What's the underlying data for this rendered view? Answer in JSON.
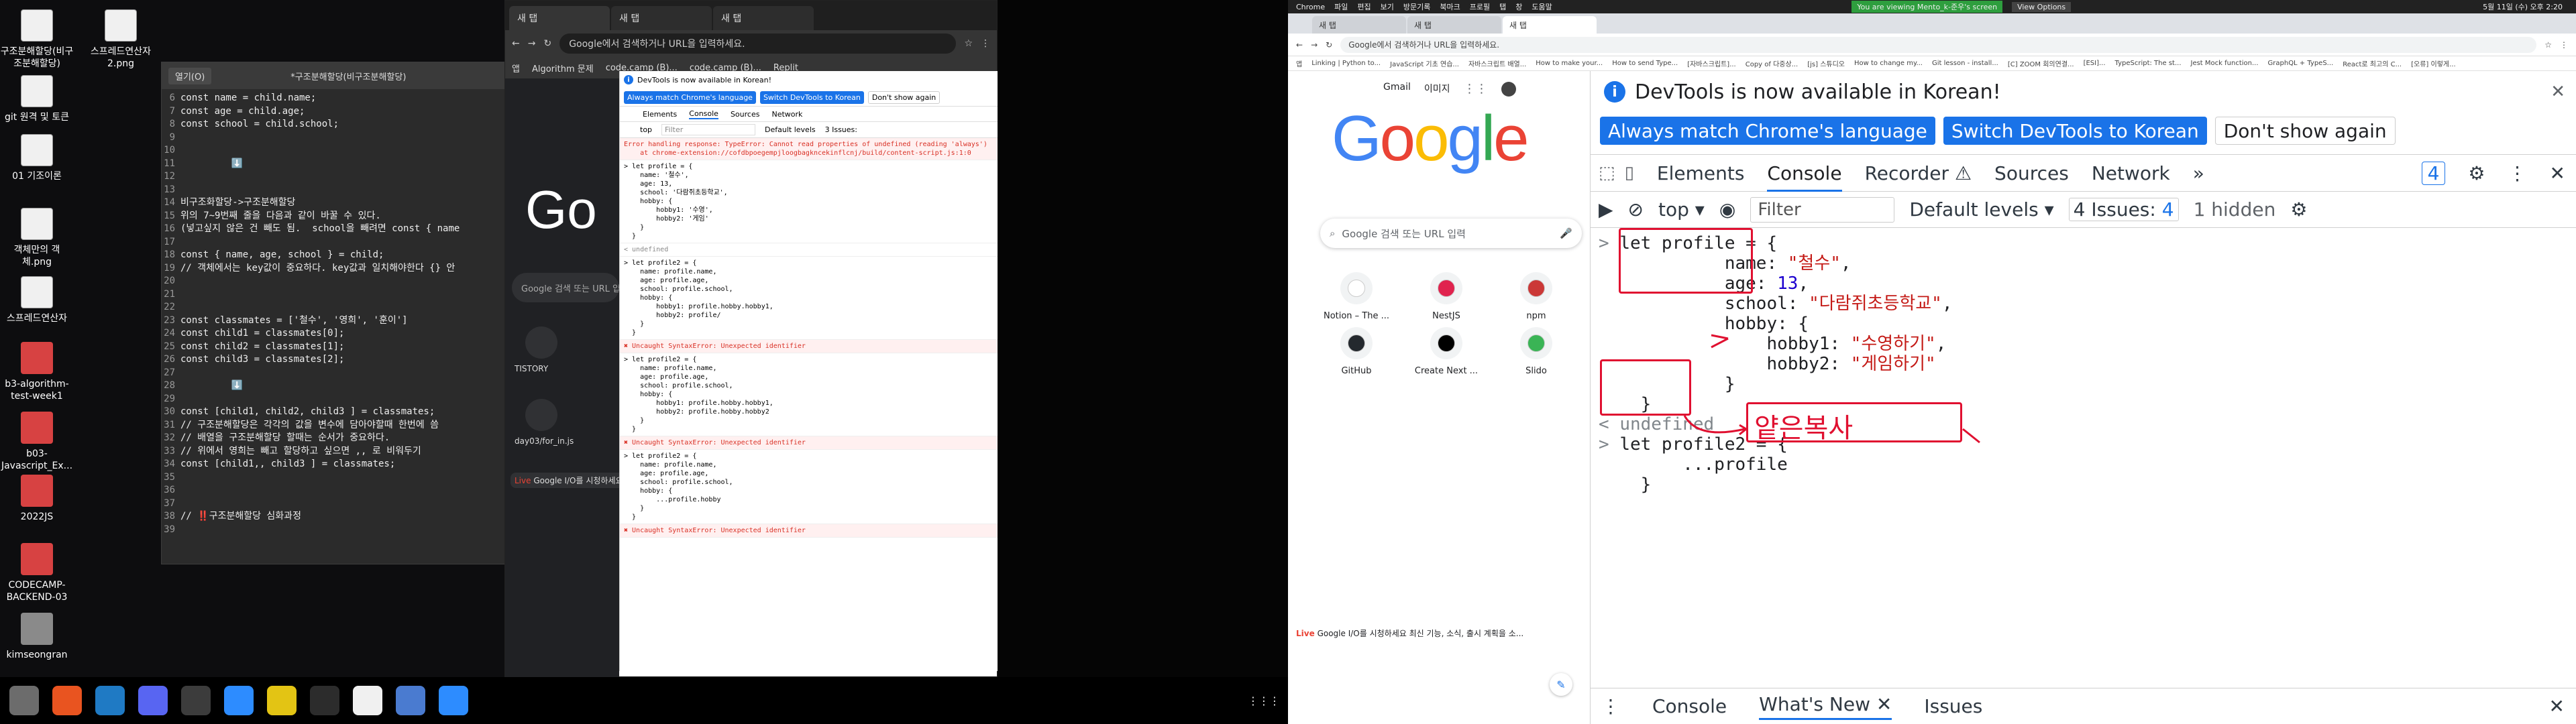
{
  "desktop": {
    "icons": [
      {
        "label": "구조분해할당(비구조분해할당)"
      },
      {
        "label": "스프레드연산자2.png"
      },
      {
        "label": "git 원격 및 토큰"
      },
      {
        "label": "01 기조이론"
      },
      {
        "label": "객체만의 객체.png"
      },
      {
        "label": "스프레드연산자"
      },
      {
        "label": "b3-algorithm-test-week1"
      },
      {
        "label": "b03-Javascript_Ex..."
      },
      {
        "label": "2022JS"
      },
      {
        "label": "CODECAMP-BACKEND-03"
      },
      {
        "label": "kimseongran"
      }
    ]
  },
  "editor": {
    "open_label": "열기(O)",
    "title": "*구조분해할당(비구조분해할당)",
    "lines": [
      {
        "n": "6",
        "t": "const name = child.name;"
      },
      {
        "n": "7",
        "t": "const age = child.age;"
      },
      {
        "n": "8",
        "t": "const school = child.school;"
      },
      {
        "n": "9",
        "t": ""
      },
      {
        "n": "10",
        "t": ""
      },
      {
        "n": "11",
        "t": "         ⬇️"
      },
      {
        "n": "12",
        "t": ""
      },
      {
        "n": "13",
        "t": ""
      },
      {
        "n": "14",
        "t": "비구조화할당->구조분해할당"
      },
      {
        "n": "15",
        "t": "위의 7~9번째 줄을 다음과 같이 바꿀 수 있다."
      },
      {
        "n": "16",
        "t": "(넣고싶지 않은 건 빼도 됨.  school을 빼려면 const { name"
      },
      {
        "n": "17",
        "t": ""
      },
      {
        "n": "18",
        "t": "const { name, age, school } = child;"
      },
      {
        "n": "19",
        "t": "// 객체에서는 key값이 중요하다. key값과 일치해야한다 {} 안"
      },
      {
        "n": "20",
        "t": ""
      },
      {
        "n": "21",
        "t": ""
      },
      {
        "n": "22",
        "t": ""
      },
      {
        "n": "23",
        "t": "const classmates = ['철수', '영희', '훈이']"
      },
      {
        "n": "24",
        "t": "const child1 = classmates[0];"
      },
      {
        "n": "25",
        "t": "const child2 = classmates[1];"
      },
      {
        "n": "26",
        "t": "const child3 = classmates[2];"
      },
      {
        "n": "27",
        "t": ""
      },
      {
        "n": "28",
        "t": "         ⬇️"
      },
      {
        "n": "29",
        "t": ""
      },
      {
        "n": "30",
        "t": "const [child1, child2, child3 ] = classmates;"
      },
      {
        "n": "31",
        "t": "// 구조분해할당은 각각의 값을 변수에 담아야할때 한번에 씀"
      },
      {
        "n": "32",
        "t": "// 배열을 구조분해할당 할때는 순서가 중요하다."
      },
      {
        "n": "33",
        "t": "// 위에서 영희는 빼고 할당하고 싶으면 ,, 로 비워두기"
      },
      {
        "n": "34",
        "t": "const [child1,, child3 ] = classmates;"
      },
      {
        "n": "35",
        "t": ""
      },
      {
        "n": "36",
        "t": ""
      },
      {
        "n": "37",
        "t": ""
      },
      {
        "n": "38",
        "t": "// ‼️구조분해할당 심화과정"
      },
      {
        "n": "39",
        "t": ""
      }
    ]
  },
  "chrome_left": {
    "tabs": [
      "새 탭",
      "새 탭",
      "새 탭"
    ],
    "omnibox": "Google에서 검색하거나 URL을 입력하세요.",
    "bookmarks": [
      "앱",
      "Algorithm 문제",
      "code.camp (B)...",
      "code.camp (B)...",
      "Replit"
    ],
    "search_placeholder": "Google 검색 또는 URL 입력",
    "shortcuts": [
      "TISTORY",
      "day03/for_in.js"
    ],
    "footer_live": "Live",
    "footer_text": "Google I/O를 시청하세요",
    "devtools": {
      "banner": "DevTools is now available in Korean!",
      "btn_always": "Always match Chrome's language",
      "btn_switch": "Switch DevTools to Korean",
      "btn_dont": "Don't show again",
      "tabs": [
        "Elements",
        "Console",
        "Sources",
        "Network"
      ],
      "filter": "Filter",
      "levels": "Default levels",
      "issues": "3 Issues:",
      "context": "top",
      "entries": [
        {
          "type": "error",
          "text": "Error handling response: TypeError: Cannot read properties of undefined (reading 'always')\n    at chrome-extension://cofdbpoegempjloogbagkncekinflcnj/build/content-script.js:1:0"
        },
        {
          "type": "code",
          "text": "> let profile = {\n    name: '철수',\n    age: 13,\n    school: '다람쥐초등학교',\n    hobby: {\n        hobby1: '수영',\n        hobby2: '게임'\n    }\n  }"
        },
        {
          "type": "undef",
          "text": "< undefined"
        },
        {
          "type": "code",
          "text": "> let profile2 = {\n    name: profile.name,\n    age: profile.age,\n    school: profile.school,\n    hobby: {\n        hobby1: profile.hobby.hobby1,\n        hobby2: profile/\n    }\n  }"
        },
        {
          "type": "error",
          "text": "✖ Uncaught SyntaxError: Unexpected identifier"
        },
        {
          "type": "code",
          "text": "> let profile2 = {\n    name: profile.name,\n    age: profile.age,\n    school: profile.school,\n    hobby: {\n        hobby1: profile.hobby.hobby1,\n        hobby2: profile.hobby.hobby2\n    }\n  }"
        },
        {
          "type": "error",
          "text": "✖ Uncaught SyntaxError: Unexpected identifier"
        },
        {
          "type": "code",
          "text": "> let profile2 = {\n    name: profile.name,\n    age: profile.age,\n    school: profile.school,\n    hobby: {\n        ...profile.hobby\n    }\n  }"
        },
        {
          "type": "error",
          "text": "✖ Uncaught SyntaxError: Unexpected identifier"
        }
      ]
    }
  },
  "right": {
    "os_menu": [
      "Chrome",
      "파일",
      "편집",
      "보기",
      "방문기록",
      "북마크",
      "프로필",
      "탭",
      "창",
      "도움말"
    ],
    "viewing_badge": "You are viewing Mento_k-준우's screen",
    "view_options": "View Options",
    "clock": "5월 11일 (수) 오후 2:20",
    "tabs": [
      "새 탭",
      "새 탭",
      "새 탭"
    ],
    "omnibox": "Google에서 검색하거나 URL을 입력하세요.",
    "bookmarks": [
      "앱",
      "Linking | Python to...",
      "JavaScript 기초 연습...",
      "자바스크립트 배열...",
      "How to make your...",
      "How to send Type...",
      "[자바스크립트]...",
      "Copy of 다중상...",
      "[js] 스튜디오",
      "How to change my...",
      "Git lesson - install...",
      "[C] ZOOM 회의연결...",
      "[ESI]...",
      "TypeScript: The st...",
      "Jest Mock function...",
      "GraphQL + TypeS...",
      "React로 최고의 C...",
      "[오류] 이렇게..."
    ],
    "google": {
      "gmail": "Gmail",
      "images": "이미지",
      "logo": [
        "G",
        "o",
        "o",
        "g",
        "l",
        "e"
      ],
      "search_placeholder": "Google 검색 또는 URL 입력",
      "shortcuts": [
        {
          "label": "Notion – The ...",
          "icon": "notion-icon",
          "color": "#ffffff"
        },
        {
          "label": "NestJS",
          "icon": "nestjs-icon",
          "color": "#e0234e"
        },
        {
          "label": "npm",
          "icon": "npm-icon",
          "color": "#cb3837"
        },
        {
          "label": "GitHub",
          "icon": "github-icon",
          "color": "#24292e"
        },
        {
          "label": "Create Next ...",
          "icon": "next-icon",
          "color": "#000000"
        },
        {
          "label": "Slido",
          "icon": "slido-icon",
          "color": "#3ab455"
        }
      ],
      "live": "Live",
      "footer": "Google I/O를 시청하세요 최신 기능, 소식, 출시 계획을 소..."
    },
    "devtools": {
      "banner": "DevTools is now available in Korean!",
      "btn_always": "Always match Chrome's language",
      "btn_switch": "Switch DevTools to Korean",
      "btn_dont": "Don't show again",
      "tabs": [
        "Elements",
        "Console",
        "Recorder ⚠",
        "Sources",
        "Network"
      ],
      "badge": "4",
      "context": "top",
      "filter": "Filter",
      "levels": "Default levels",
      "issues": "4 Issues:",
      "issues_count": "4",
      "hidden": "1 hidden",
      "console": {
        "l1": "let profile = {",
        "name_k": "name: ",
        "name_v": "\"철수\"",
        "age_k": "age: ",
        "age_v": "13",
        "school_k": "school: ",
        "school_v": "\"다람쥐초등학교\"",
        "hobby_k": "hobby: {",
        "h1_k": "hobby1: ",
        "h1_v": "\"수영하기\"",
        "h2_k": "hobby2: ",
        "h2_v": "\"게임하기\"",
        "close_inner": "}",
        "close_outer": "}",
        "undefined": "undefined",
        "l2": "let profile2 = {",
        "spread": "...profile",
        "close2": "}"
      },
      "annotation": "얕은복사",
      "drawer_tabs": [
        "Console",
        "What's New",
        "Issues"
      ]
    }
  },
  "taskbar": {
    "apps": [
      {
        "icon": "files-icon",
        "color": "#6c6c6c"
      },
      {
        "icon": "software-icon",
        "color": "#e95420"
      },
      {
        "icon": "vscode-icon",
        "color": "#1f7ac4"
      },
      {
        "icon": "discord-icon",
        "color": "#5865f2"
      },
      {
        "icon": "chrome-icon",
        "color": "#3c3c3c"
      },
      {
        "icon": "zoom-icon",
        "color": "#2d8cff"
      },
      {
        "icon": "video-icon",
        "color": "#e3c414"
      },
      {
        "icon": "terminal-icon",
        "color": "#2c2c2c"
      },
      {
        "icon": "text-editor-icon",
        "color": "#f0f0f0"
      },
      {
        "icon": "screenshot-icon",
        "color": "#4a7bd0"
      },
      {
        "icon": "zoom2-icon",
        "color": "#2d8cff"
      }
    ]
  }
}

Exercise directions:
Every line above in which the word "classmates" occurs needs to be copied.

Solution to the exercise:
        "t": "const classmates = ['철수', '영희', '훈이']"
        "t": "const child1 = classmates[0];"
        "t": "const child2 = classmates[1];"
        "t": "const child3 = classmates[2];"
        "t": "const [child1, child2, child3 ] = classmates;"
        "t": "const [child1,, child3 ] = classmates;"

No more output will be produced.